    Those talents are immense, indeed. While the unique, rare and expensive lighters showcase S.T. Dupont’s deepest talents, the same people who are engaged in making those lighters also make the company’s other lighters, such as Ligne 2 and Flame-Jet. S.T. Dupont’s lighter series range in price from about $160 for the Mini-Jet, which has a single torch flame and is meant to be an introductory Dupont product aimed at smokers who are in their 20s; to $200 for a Slim 7 or Maxi-Jet, which both offer a single torch flame; to $260 for a Defi single torch flame lighter. One of the company’s best-known lighter series, Ligne 2, starts at around $700.

    No matter what the suggested retail cost to the consumer is, each S.T. Dupont lighter is made with the same high-level attention to detail. Each lighter is assembled by hand, and somewhere on one of each lighter’s parts, the artisan who made it engraves his or her signature into the metal. Likewise, the lacquering on each lighter is done by hand as well. While tobacco lighters might be utilitarian, they can also be cherished works of art.

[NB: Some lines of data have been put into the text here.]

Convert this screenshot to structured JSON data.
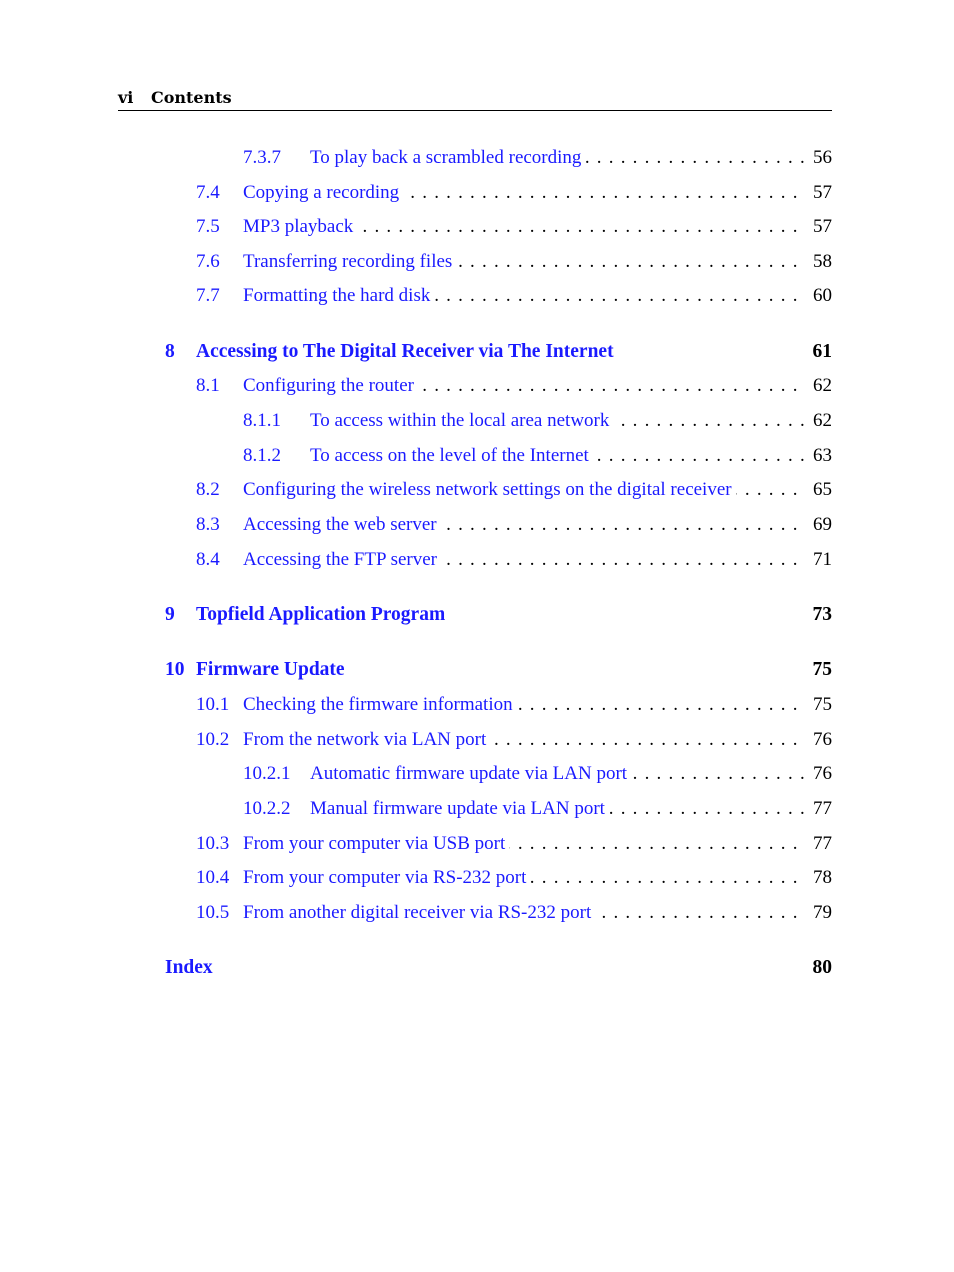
{
  "header": {
    "page_label": "vi",
    "title": "Contents"
  },
  "link_color": "#1a1aff",
  "entries": [
    {
      "level": 3,
      "number": "7.3.7",
      "title": "To play back a scrambled recording",
      "page": "56"
    },
    {
      "level": 2,
      "number": "7.4",
      "title": "Copying a recording",
      "page": "57"
    },
    {
      "level": 2,
      "number": "7.5",
      "title": "MP3 playback",
      "page": "57"
    },
    {
      "level": 2,
      "number": "7.6",
      "title": "Transferring recording files",
      "page": "58"
    },
    {
      "level": 2,
      "number": "7.7",
      "title": "Formatting the hard disk",
      "page": "60"
    },
    {
      "level": 1,
      "number": "8",
      "title": "Accessing to The Digital Receiver via The Internet",
      "page": "61"
    },
    {
      "level": 2,
      "number": "8.1",
      "title": "Configuring the router",
      "page": "62"
    },
    {
      "level": 3,
      "number": "8.1.1",
      "title": "To access within the local area network",
      "page": "62"
    },
    {
      "level": 3,
      "number": "8.1.2",
      "title": "To access on the level of the Internet",
      "page": "63"
    },
    {
      "level": 2,
      "number": "8.2",
      "title": "Configuring the wireless network settings on the digital receiver",
      "page": "65"
    },
    {
      "level": 2,
      "number": "8.3",
      "title": "Accessing the web server",
      "page": "69"
    },
    {
      "level": 2,
      "number": "8.4",
      "title": "Accessing the FTP server",
      "page": "71"
    },
    {
      "level": 1,
      "number": "9",
      "title": "Topfield Application Program",
      "page": "73"
    },
    {
      "level": 1,
      "number": "10",
      "title": "Firmware Update",
      "page": "75"
    },
    {
      "level": 2,
      "number": "10.1",
      "title": "Checking the firmware information",
      "page": "75"
    },
    {
      "level": 2,
      "number": "10.2",
      "title": "From the network via LAN port",
      "page": "76"
    },
    {
      "level": 3,
      "number": "10.2.1",
      "title": "Automatic firmware update via LAN port",
      "page": "76"
    },
    {
      "level": 3,
      "number": "10.2.2",
      "title": "Manual firmware update via LAN port",
      "page": "77"
    },
    {
      "level": 2,
      "number": "10.3",
      "title": "From your computer via USB port",
      "page": "77"
    },
    {
      "level": 2,
      "number": "10.4",
      "title": "From your computer via RS-232 port",
      "page": "78"
    },
    {
      "level": 2,
      "number": "10.5",
      "title": "From another digital receiver via RS-232 port",
      "page": "79"
    },
    {
      "level": 1,
      "number": "",
      "title": "Index",
      "page": "80"
    }
  ]
}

    Alain Crevet, CEO of S.T. Dupont“When you have artists working for you, you can do just about anything,” Crevet says. “Our artists have even replicated Monet’s first impressionist painting—Impression, Sunrise—in lacquer on a lighter. I tell them that they are really artists in their own right. It was almost like Monet meant to use the lighter as his canvas.”

    Crevet certainly views his own first S.T. Dupont lighter as a work of art. It was given to him many years ago by his father, and he carries it to this day—and he plans to pass it on to his own children one day. The lighter isn’t just beautiful, Crevet says, but it is also durable, which builds the value of each lighter the company makes.

    “S.T. Dupont’s products last for a long time,” Crevet states. “Each lighter is virtually indestructible and could last for years. While we capture people’s attention by making the rare and unusual pieces, we keep it by proving the quality of our lighters time after time. They love the beauty, but they are really satisfied by the reliable craftsmanship for which S.T. Dupont products are known.”

    This story first appeared in the September/October 2019 issue of Tobacco Business magazine. Members of the tobacco industry are eligible for a complimentary subscription to our magazine. Click here for details.

    Story by Stephen A. Ross, editor-in-chief of Tobacco Business Magazine.